#### EXERCISE MATERIALS ####

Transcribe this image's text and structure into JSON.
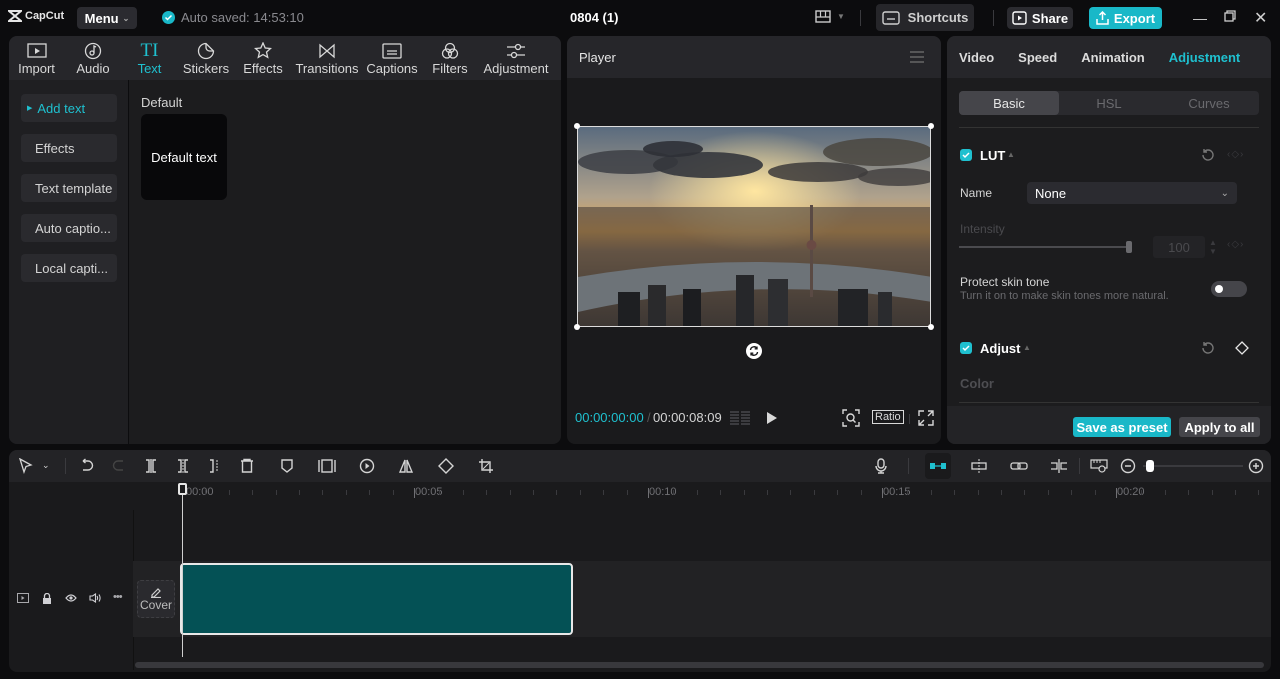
{
  "titlebar": {
    "app_name": "CapCut",
    "menu_label": "Menu",
    "autosave_text": "Auto saved: 14:53:10",
    "project_title": "0804 (1)",
    "shortcuts_label": "Shortcuts",
    "share_label": "Share",
    "export_label": "Export",
    "accent_color": "#19b8c8"
  },
  "media": {
    "tabs": [
      {
        "label": "Import",
        "icon": "import-icon"
      },
      {
        "label": "Audio",
        "icon": "audio-icon"
      },
      {
        "label": "Text",
        "icon": "text-icon",
        "active": true
      },
      {
        "label": "Stickers",
        "icon": "stickers-icon"
      },
      {
        "label": "Effects",
        "icon": "effects-icon"
      },
      {
        "label": "Transitions",
        "icon": "transitions-icon"
      },
      {
        "label": "Captions",
        "icon": "captions-icon"
      },
      {
        "label": "Filters",
        "icon": "filters-icon"
      },
      {
        "label": "Adjustment",
        "icon": "adjustment-icon"
      }
    ],
    "left_nav": [
      {
        "label": "Add text",
        "active": true
      },
      {
        "label": "Effects"
      },
      {
        "label": "Text template"
      },
      {
        "label": "Auto captio..."
      },
      {
        "label": "Local capti..."
      }
    ],
    "section_title": "Default",
    "card_label": "Default text"
  },
  "player": {
    "title": "Player",
    "current_time": "00:00:00:00",
    "separator": "/",
    "total_time": "00:00:08:09",
    "ratio_label": "Ratio"
  },
  "inspector": {
    "tabs": [
      "Video",
      "Speed",
      "Animation",
      "Adjustment"
    ],
    "active_tab": "Adjustment",
    "sub_tabs": [
      "Basic",
      "HSL",
      "Curves"
    ],
    "active_sub_tab": "Basic",
    "lut": {
      "title": "LUT",
      "checked": true,
      "name_label": "Name",
      "name_value": "None",
      "intensity_label": "Intensity",
      "intensity_value": "100",
      "intensity_fraction": 1.0
    },
    "protect_skin": {
      "title": "Protect skin tone",
      "description": "Turn it on to make skin tones more natural.",
      "enabled": false
    },
    "adjust": {
      "title": "Adjust",
      "checked": true,
      "color_label": "Color"
    },
    "save_preset_label": "Save as preset",
    "apply_all_label": "Apply to all"
  },
  "timeline": {
    "ruler_labels": [
      "00:00",
      "00:05",
      "00:10",
      "00:15",
      "00:20"
    ],
    "cover_label": "Cover",
    "zoom_fraction": 0.05,
    "clip_color": "#045155"
  }
}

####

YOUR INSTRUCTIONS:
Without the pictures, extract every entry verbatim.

RESPONSE BELOW:
Transcribe this image's text and structure into JSON.
{
  "titlebar": {
    "app_name": "CapCut",
    "menu_label": "Menu",
    "autosave_text": "Auto saved: 14:53:10",
    "project_title": "0804 (1)",
    "shortcuts_label": "Shortcuts",
    "share_label": "Share",
    "export_label": "Export",
    "accent_color": "#19b8c8"
  },
  "media": {
    "tabs": [
      {
        "label": "Import",
        "icon": "import-icon"
      },
      {
        "label": "Audio",
        "icon": "audio-icon"
      },
      {
        "label": "Text",
        "icon": "text-icon",
        "active": true
      },
      {
        "label": "Stickers",
        "icon": "stickers-icon"
      },
      {
        "label": "Effects",
        "icon": "effects-icon"
      },
      {
        "label": "Transitions",
        "icon": "transitions-icon"
      },
      {
        "label": "Captions",
        "icon": "captions-icon"
      },
      {
        "label": "Filters",
        "icon": "filters-icon"
      },
      {
        "label": "Adjustment",
        "icon": "adjustment-icon"
      }
    ],
    "left_nav": [
      {
        "label": "Add text",
        "active": true
      },
      {
        "label": "Effects"
      },
      {
        "label": "Text template"
      },
      {
        "label": "Auto captio..."
      },
      {
        "label": "Local capti..."
      }
    ],
    "section_title": "Default",
    "card_label": "Default text"
  },
  "player": {
    "title": "Player",
    "current_time": "00:00:00:00",
    "separator": "/",
    "total_time": "00:00:08:09",
    "ratio_label": "Ratio"
  },
  "inspector": {
    "tabs": [
      "Video",
      "Speed",
      "Animation",
      "Adjustment"
    ],
    "active_tab": "Adjustment",
    "sub_tabs": [
      "Basic",
      "HSL",
      "Curves"
    ],
    "active_sub_tab": "Basic",
    "lut": {
      "title": "LUT",
      "checked": true,
      "name_label": "Name",
      "name_value": "None",
      "intensity_label": "Intensity",
      "intensity_value": "100",
      "intensity_fraction": 1.0
    },
    "protect_skin": {
      "title": "Protect skin tone",
      "description": "Turn it on to make skin tones more natural.",
      "enabled": false
    },
    "adjust": {
      "title": "Adjust",
      "checked": true,
      "color_label": "Color"
    },
    "save_preset_label": "Save as preset",
    "apply_all_label": "Apply to all"
  },
  "timeline": {
    "ruler_labels": [
      "00:00",
      "00:05",
      "00:10",
      "00:15",
      "00:20"
    ],
    "cover_label": "Cover",
    "zoom_fraction": 0.05,
    "clip_color": "#045155"
  }
}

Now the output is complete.